~Muscle tension, prone to have tendon and ligament injuries
~Sciatica (radiating pain from lower back into buttocks and down the leg – GallBladder Meridian)
~Headaches, especially migraines
~Impaired detoxification, allergies, multiple chemical sensitivities
~Menstrual irregularities, PMS, fibroids,
~Digestive disturbances, including heartburn, irritable bowel syndrome, ulcers
~High blood pressure, with tendency toward atherosclerosis
~Outbursts of anger and irritability
~A blockage of forward movement and personal growth leading to frustration
~Inappropriate expression of emotions
~Lack of vision, purpose, and inability to make decisions
~Inflexibility to change, lack of resiliency and ability to adapt
Maintaining Balance within Wood
To stay healthy the Liver needs movement and so do you. With the longer days and warmer weather it is a perfect time of year to get outside, take long walks in nature, observe and embrace the changes going on all around you. Take a risk and try something new. Take a new yoga class, try Qi Gong or Tai Qi, hop on a bike, or run on a new trail. Movement comes in many forms. Make a 3-month exercise plan to inspire yourself move more and feel great for the upcoming summer months.
Spring is the perfect time of year for a seasonal cleanse. Clean up your diet to assist your body in purifying and rebuilding itself from the inside out. Emphasize whole, organic, non-genetically modified foods (especially fruits and vegetables) that provide the vitamins, nutrients, enzymes and antioxidants the body needs for detoxification. Give your overburdened Liver a break by eliminating all packaged, canned, processed, fried foods, gluten, sugar, and alcohol. Focus on emphasizing a plant based diet, with healthy fats, quality sources of lean meats, and lots and lots of water.
Detoxify Your Environment
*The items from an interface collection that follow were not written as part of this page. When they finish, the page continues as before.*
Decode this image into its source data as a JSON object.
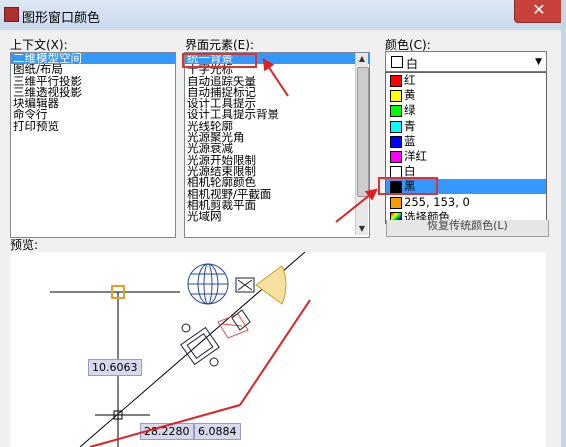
{
  "window": {
    "title": "图形窗口颜色",
    "close_label": "✕"
  },
  "context": {
    "label": "上下文(X):",
    "items": [
      "二维模型空间",
      "图纸/布局",
      "三维平行投影",
      "三维透视投影",
      "块编辑器",
      "命令行",
      "打印预览"
    ],
    "selected_index": 0
  },
  "elements": {
    "label": "界面元素(E):",
    "items": [
      "统一背景",
      "十字光标",
      "自动追踪矢量",
      "自动捕捉标记",
      "设计工具提示",
      "设计工具提示背景",
      "光线轮廓",
      "光源聚光角",
      "光源衰减",
      "光源开始限制",
      "光源结束限制",
      "相机轮廓颜色",
      "相机视野/平截面",
      "相机剪裁平面",
      "光域网"
    ],
    "selected_index": 0
  },
  "color": {
    "label": "颜色(C):",
    "current_value": "白",
    "current_swatch": "#ffffff",
    "options": [
      {
        "label": "红",
        "swatch": "#ff0000"
      },
      {
        "label": "黄",
        "swatch": "#ffff00"
      },
      {
        "label": "绿",
        "swatch": "#00ff00"
      },
      {
        "label": "青",
        "swatch": "#00ffff"
      },
      {
        "label": "蓝",
        "swatch": "#0000ff"
      },
      {
        "label": "洋红",
        "swatch": "#ff00ff"
      },
      {
        "label": "白",
        "swatch": "#ffffff"
      },
      {
        "label": "黑",
        "swatch": "#000000"
      },
      {
        "label": "255, 153, 0",
        "swatch": "#ff9900"
      },
      {
        "label": "选择颜色...",
        "swatch": "multi"
      }
    ],
    "selected_index": 7,
    "restore_button_label": "恢复传统颜色(L)"
  },
  "preview": {
    "label": "预览:",
    "dimensions": [
      "10.6063",
      "28.2280",
      "6.0884"
    ]
  },
  "annotation_color": "#e02020"
}
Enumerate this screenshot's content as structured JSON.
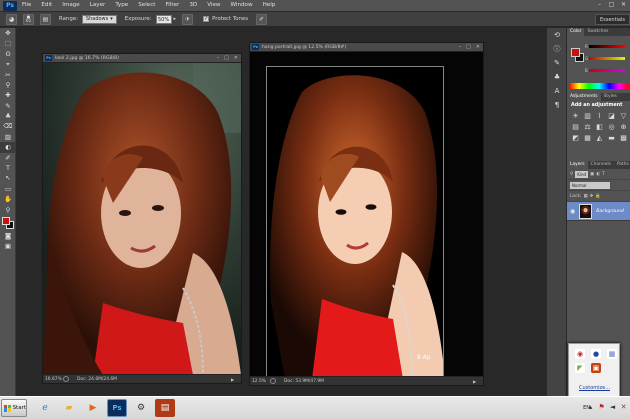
{
  "menubar": {
    "logo": "Ps",
    "items": [
      "File",
      "Edit",
      "Image",
      "Layer",
      "Type",
      "Select",
      "Filter",
      "3D",
      "View",
      "Window",
      "Help"
    ],
    "win_buttons": [
      "–",
      "□",
      "✕"
    ]
  },
  "options": {
    "brush_size": "65",
    "range_label": "Range:",
    "range_value": "Shadows",
    "exposure_label": "Exposure:",
    "exposure_value": "50%",
    "protect_tones_label": "Protect Tones",
    "protect_tones_checked": true,
    "workspace": "Essentials"
  },
  "tools": [
    "✥",
    "⬚",
    "ʘ",
    "⌖",
    "✂",
    "⚲",
    "✚",
    "✎",
    "♣",
    "⌫",
    "▨",
    "◐",
    "✐",
    "T",
    "↖",
    "▭",
    "✋",
    "⚲"
  ],
  "doc1": {
    "title": "kool 2.jpg @ 16.7% (RGB/8)",
    "zoom": "16.67%",
    "doc_size": "Doc: 24.6M/24.6M"
  },
  "doc2": {
    "title": "hang portrait.jpg @ 12.5% (RGB/8#)",
    "zoom": "12.5%",
    "doc_size": "Doc: 53.9M/47.9M",
    "signature_text": "8 Ap"
  },
  "panels": {
    "color_tabs": [
      "Color",
      "Swatches"
    ],
    "adjust_tabs": [
      "Adjustments",
      "Styles"
    ],
    "add_adjustment": "Add an adjustment",
    "layers_tabs": [
      "Layers",
      "Channels",
      "Paths"
    ],
    "kind_label": "Kind",
    "blend_mode": "Normal",
    "lock_label": "Lock:",
    "layer_name": "Background",
    "colors": {
      "fg": "#c81010",
      "bg": "#111111"
    }
  },
  "tray_popup": {
    "customize": "Customize..."
  },
  "taskbar": {
    "start": "Start",
    "apps": [
      "ie-icon",
      "folder-icon",
      "media-icon",
      "photoshop-icon",
      "utility-icon",
      "zip-icon"
    ],
    "ps_label": "Ps",
    "lang": "EN"
  }
}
We are exposed to external toxins on a daily basis. These include pollutants, pesticides, and man-made chemicals. Reduce your toxic exposure in your home by filtering your tap water, using an air purifier, and removing all plastics from your home (tupperware, water bottles, sarane wrap, non-stick pots and pans). Opt for non-toxic cleaning products, such as ones labeled “green”cleaners that don’t contain chlorine or ammonia. Choose products that say “petroleum-free,” “biodegradable,” or “phosphate-free.” Or better yet, make a cleaner yourself! Trade out your synthetic bath and beauty products for those that contain only pure organic nutrients. If you shouldn’t eat it, then it doesn’t belong on your skin either!
Use the visionary energy of Wood to plan for your future, set goals, and begin taking steps to achieve them. Write down any new thoughts and ideas you have no matter how big or small. Think of your ‘big picture’ goals for the upcoming year. Break down the 12 months into actionable steps that you can take each month to help you get there.
Think of forgiveness as the opposite of Anger. The ability to forgive ourselves and others keeps our Wood element healthy. Forgiveness allows for forward movement and growth, without ruminating and getting stuck on bitter situations of the past. True forgiveness is gratitude for the lessons that every experience and interaction gifts us.
Maciocia, Giovanni. The Foundations of Chinese Medicine, CAc Nanjing. 2005. Print.
Beinfield, Harriet. Between Heaven and Earth: A Guide to Chinese Medicine, Ballantine Books. 1992
Brianna Brownfield, LAc is the owner of Whole Roots Health in Truckee, CA. She integrates Classical Chinese Medicine with Functional Lab Diagnostics to provide a comprehensive, holistic approach to healthcare. She specializes in Women’s Health, Fertility, and Digestive Disorders. Learn more at www.WholeRootsHealth.com